For the data below, count the lines that have the string "Meller" and state that number by itself.
□ □ □ □ □
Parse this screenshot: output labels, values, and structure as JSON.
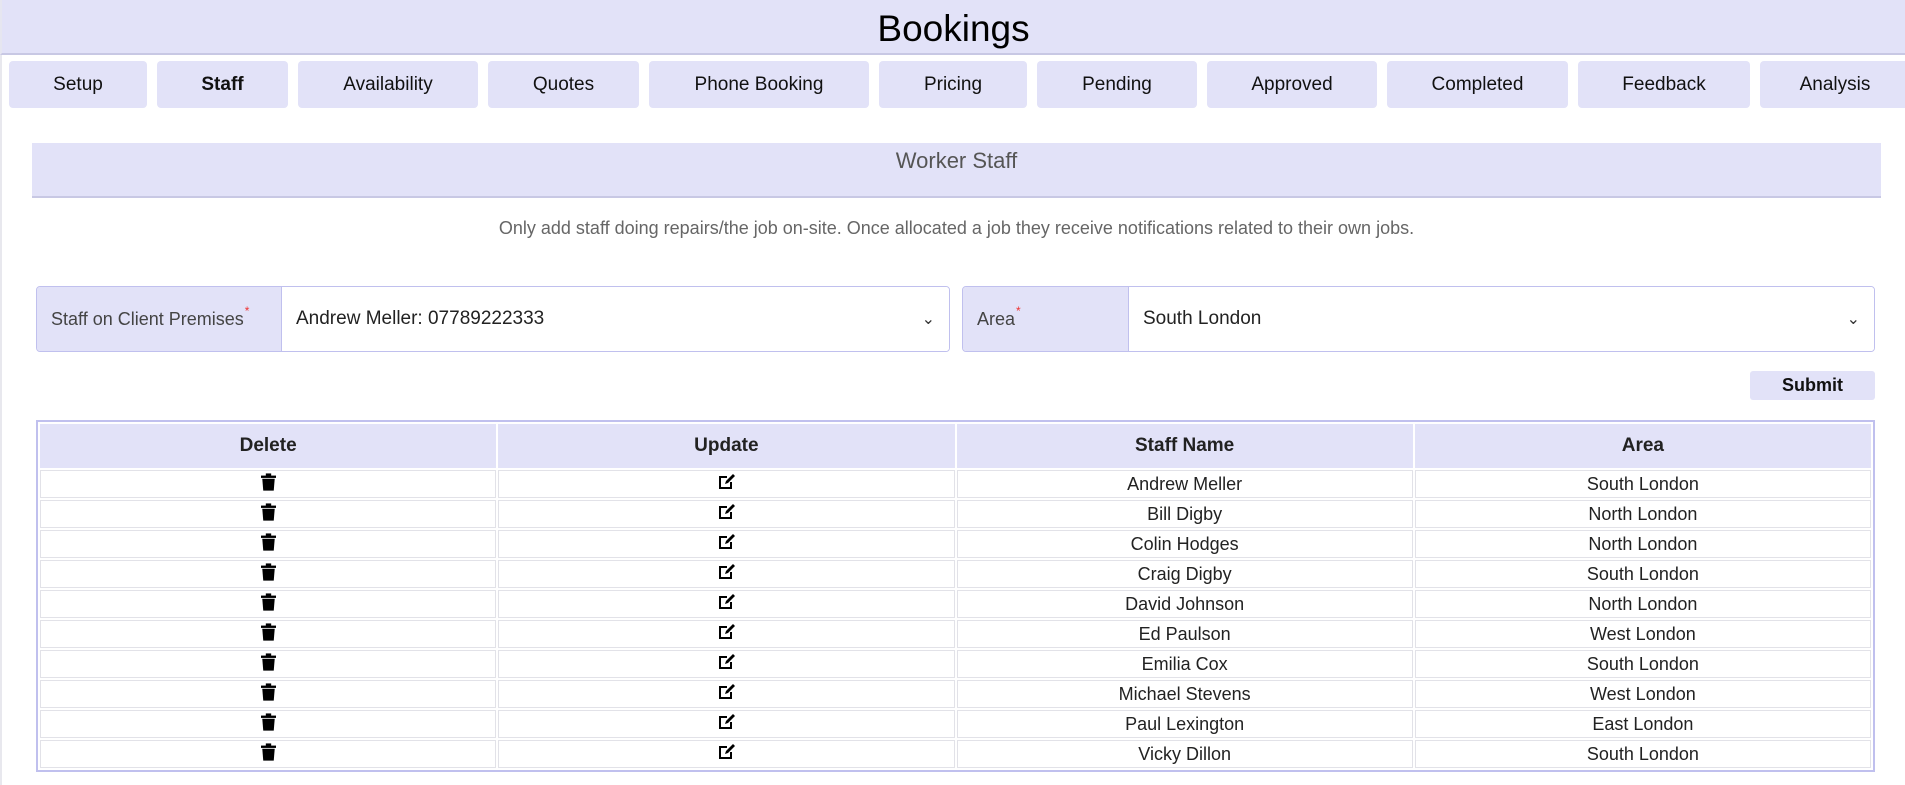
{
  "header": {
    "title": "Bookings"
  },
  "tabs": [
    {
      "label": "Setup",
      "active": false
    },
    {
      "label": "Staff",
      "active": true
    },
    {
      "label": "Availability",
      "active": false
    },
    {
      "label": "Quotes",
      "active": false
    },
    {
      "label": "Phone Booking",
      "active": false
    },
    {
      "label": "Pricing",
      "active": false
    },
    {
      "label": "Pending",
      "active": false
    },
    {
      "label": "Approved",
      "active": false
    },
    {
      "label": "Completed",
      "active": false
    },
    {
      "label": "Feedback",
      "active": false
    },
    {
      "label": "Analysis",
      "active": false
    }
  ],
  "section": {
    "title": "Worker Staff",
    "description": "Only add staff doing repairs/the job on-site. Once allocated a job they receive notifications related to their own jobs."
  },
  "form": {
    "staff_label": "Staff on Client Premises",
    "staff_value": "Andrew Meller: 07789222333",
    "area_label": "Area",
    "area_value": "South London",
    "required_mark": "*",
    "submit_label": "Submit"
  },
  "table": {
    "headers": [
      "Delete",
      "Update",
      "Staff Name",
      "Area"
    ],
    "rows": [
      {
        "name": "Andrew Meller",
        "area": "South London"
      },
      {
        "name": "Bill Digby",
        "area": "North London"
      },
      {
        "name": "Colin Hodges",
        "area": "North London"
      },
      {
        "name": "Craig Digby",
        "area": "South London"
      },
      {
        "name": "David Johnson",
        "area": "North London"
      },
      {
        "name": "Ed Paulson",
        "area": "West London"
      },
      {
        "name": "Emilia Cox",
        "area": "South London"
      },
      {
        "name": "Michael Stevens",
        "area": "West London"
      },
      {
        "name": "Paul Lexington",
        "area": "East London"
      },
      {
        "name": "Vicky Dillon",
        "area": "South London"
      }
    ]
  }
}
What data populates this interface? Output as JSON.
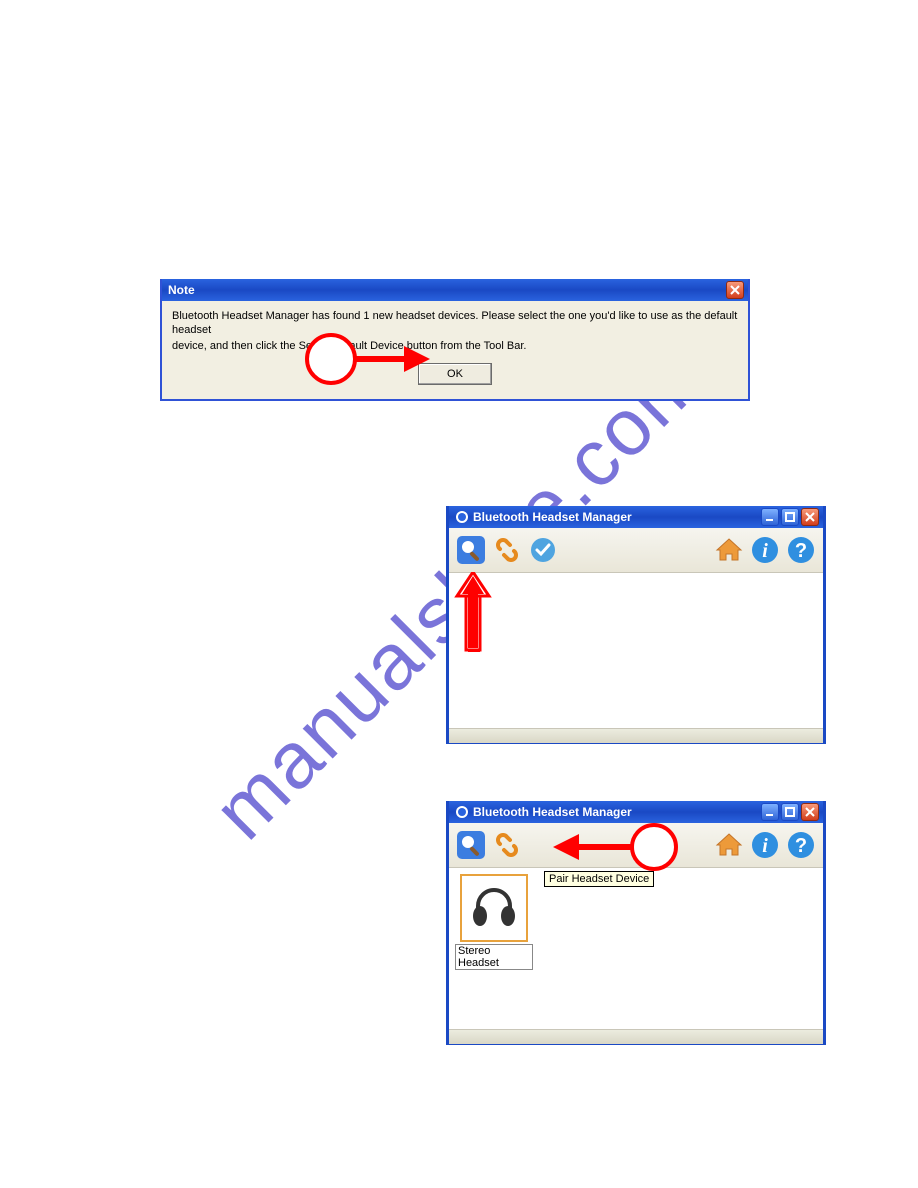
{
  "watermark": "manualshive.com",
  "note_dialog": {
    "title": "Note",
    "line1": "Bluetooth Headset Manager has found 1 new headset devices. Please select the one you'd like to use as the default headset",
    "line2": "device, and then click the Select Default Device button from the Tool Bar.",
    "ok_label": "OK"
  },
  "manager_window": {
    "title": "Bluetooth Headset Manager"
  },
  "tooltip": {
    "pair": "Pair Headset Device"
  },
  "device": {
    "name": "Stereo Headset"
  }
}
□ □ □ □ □
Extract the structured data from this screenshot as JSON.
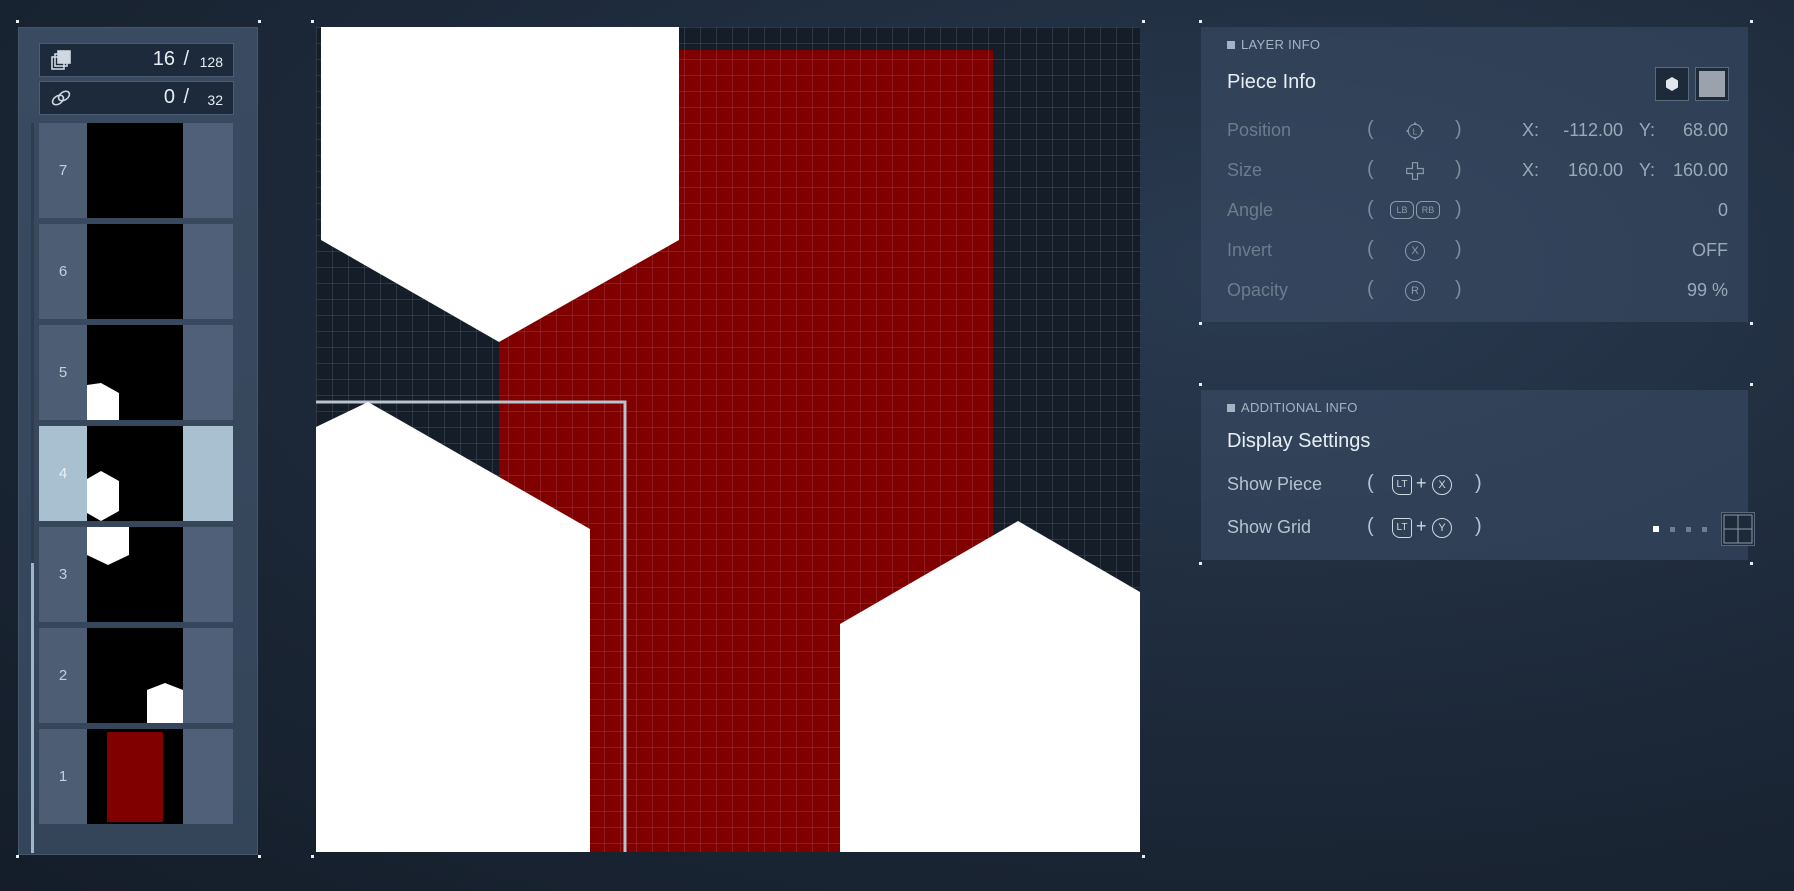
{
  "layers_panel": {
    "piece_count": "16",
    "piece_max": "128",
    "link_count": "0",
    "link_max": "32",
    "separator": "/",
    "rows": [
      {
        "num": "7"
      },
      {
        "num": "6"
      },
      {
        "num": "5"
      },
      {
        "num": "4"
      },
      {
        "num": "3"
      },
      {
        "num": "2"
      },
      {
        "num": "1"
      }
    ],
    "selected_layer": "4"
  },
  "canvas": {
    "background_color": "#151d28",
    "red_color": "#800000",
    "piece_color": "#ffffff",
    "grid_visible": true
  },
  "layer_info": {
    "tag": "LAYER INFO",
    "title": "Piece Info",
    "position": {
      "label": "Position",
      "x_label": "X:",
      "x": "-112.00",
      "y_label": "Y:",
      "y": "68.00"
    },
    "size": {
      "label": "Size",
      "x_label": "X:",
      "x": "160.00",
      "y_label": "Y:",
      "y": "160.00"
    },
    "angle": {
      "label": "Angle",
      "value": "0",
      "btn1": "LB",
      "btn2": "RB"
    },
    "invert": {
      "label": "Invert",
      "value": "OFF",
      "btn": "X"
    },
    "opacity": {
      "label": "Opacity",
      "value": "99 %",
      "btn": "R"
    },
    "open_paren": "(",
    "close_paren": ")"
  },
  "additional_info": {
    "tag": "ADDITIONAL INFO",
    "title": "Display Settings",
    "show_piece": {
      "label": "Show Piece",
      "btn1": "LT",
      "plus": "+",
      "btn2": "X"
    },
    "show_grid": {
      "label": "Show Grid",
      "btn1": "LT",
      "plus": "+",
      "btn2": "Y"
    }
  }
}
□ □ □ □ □
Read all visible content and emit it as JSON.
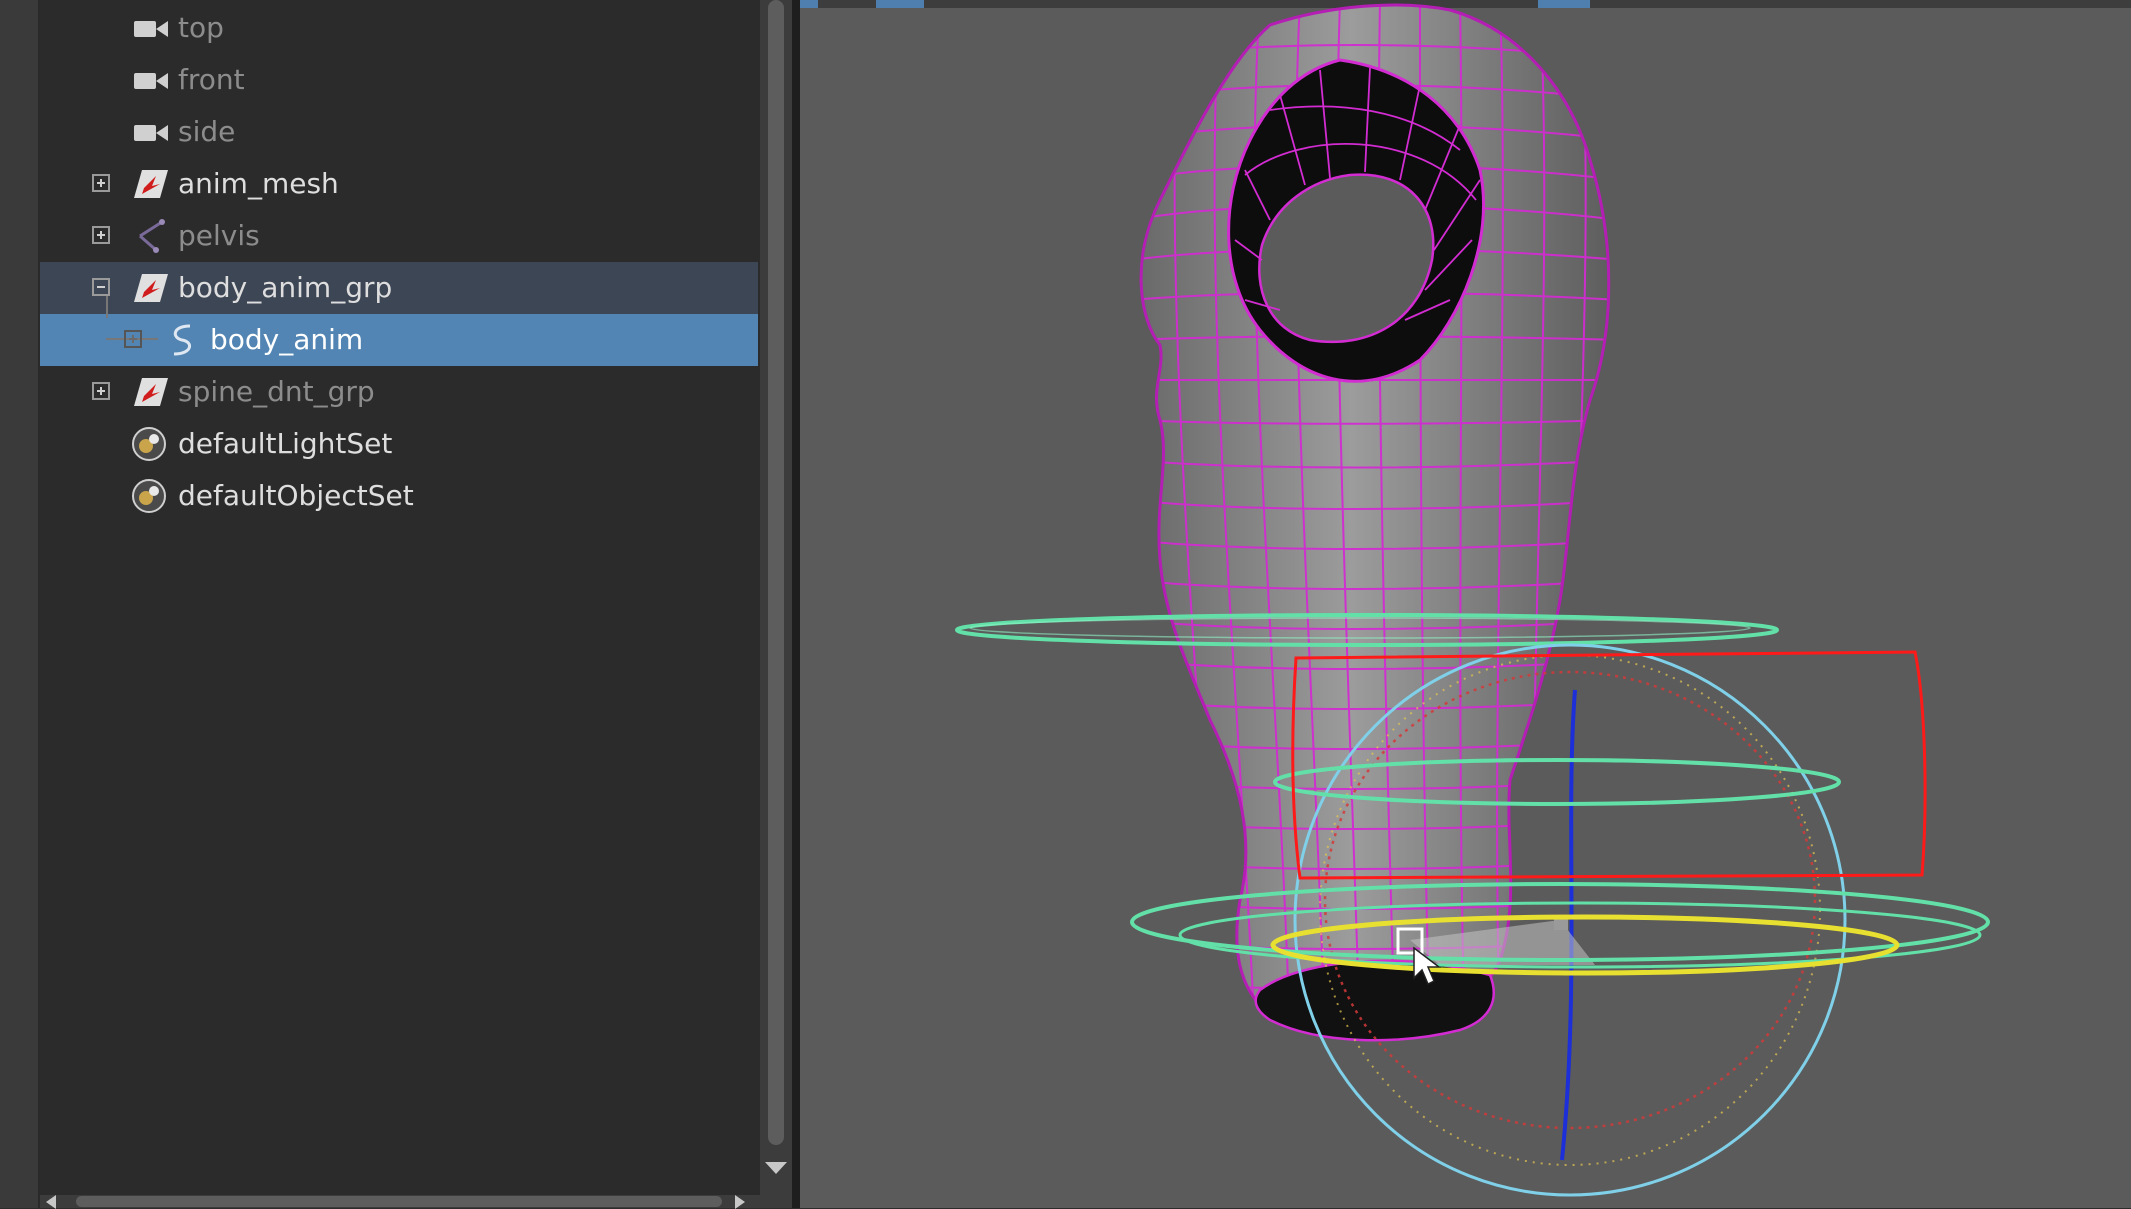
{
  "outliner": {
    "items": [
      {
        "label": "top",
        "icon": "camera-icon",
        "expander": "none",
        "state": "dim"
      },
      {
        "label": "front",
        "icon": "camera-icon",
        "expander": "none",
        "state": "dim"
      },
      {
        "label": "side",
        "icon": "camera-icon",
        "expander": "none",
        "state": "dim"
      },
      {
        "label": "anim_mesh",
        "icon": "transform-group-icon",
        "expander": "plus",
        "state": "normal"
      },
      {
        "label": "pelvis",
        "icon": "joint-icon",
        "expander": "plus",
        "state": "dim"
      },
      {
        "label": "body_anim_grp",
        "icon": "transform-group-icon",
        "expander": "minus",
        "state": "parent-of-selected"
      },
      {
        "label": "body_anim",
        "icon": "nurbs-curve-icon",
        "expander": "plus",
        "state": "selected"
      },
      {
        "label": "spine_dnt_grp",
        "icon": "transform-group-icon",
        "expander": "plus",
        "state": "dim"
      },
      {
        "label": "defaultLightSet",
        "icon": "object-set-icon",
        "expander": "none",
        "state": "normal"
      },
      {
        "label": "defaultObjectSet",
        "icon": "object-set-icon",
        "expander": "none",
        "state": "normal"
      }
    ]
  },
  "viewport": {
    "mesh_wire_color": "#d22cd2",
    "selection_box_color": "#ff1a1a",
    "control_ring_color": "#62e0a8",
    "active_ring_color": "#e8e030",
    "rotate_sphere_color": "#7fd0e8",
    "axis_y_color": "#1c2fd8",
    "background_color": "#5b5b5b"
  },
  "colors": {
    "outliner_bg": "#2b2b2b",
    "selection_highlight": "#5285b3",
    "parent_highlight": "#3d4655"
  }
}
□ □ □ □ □
**YOUR SOLUTION**
2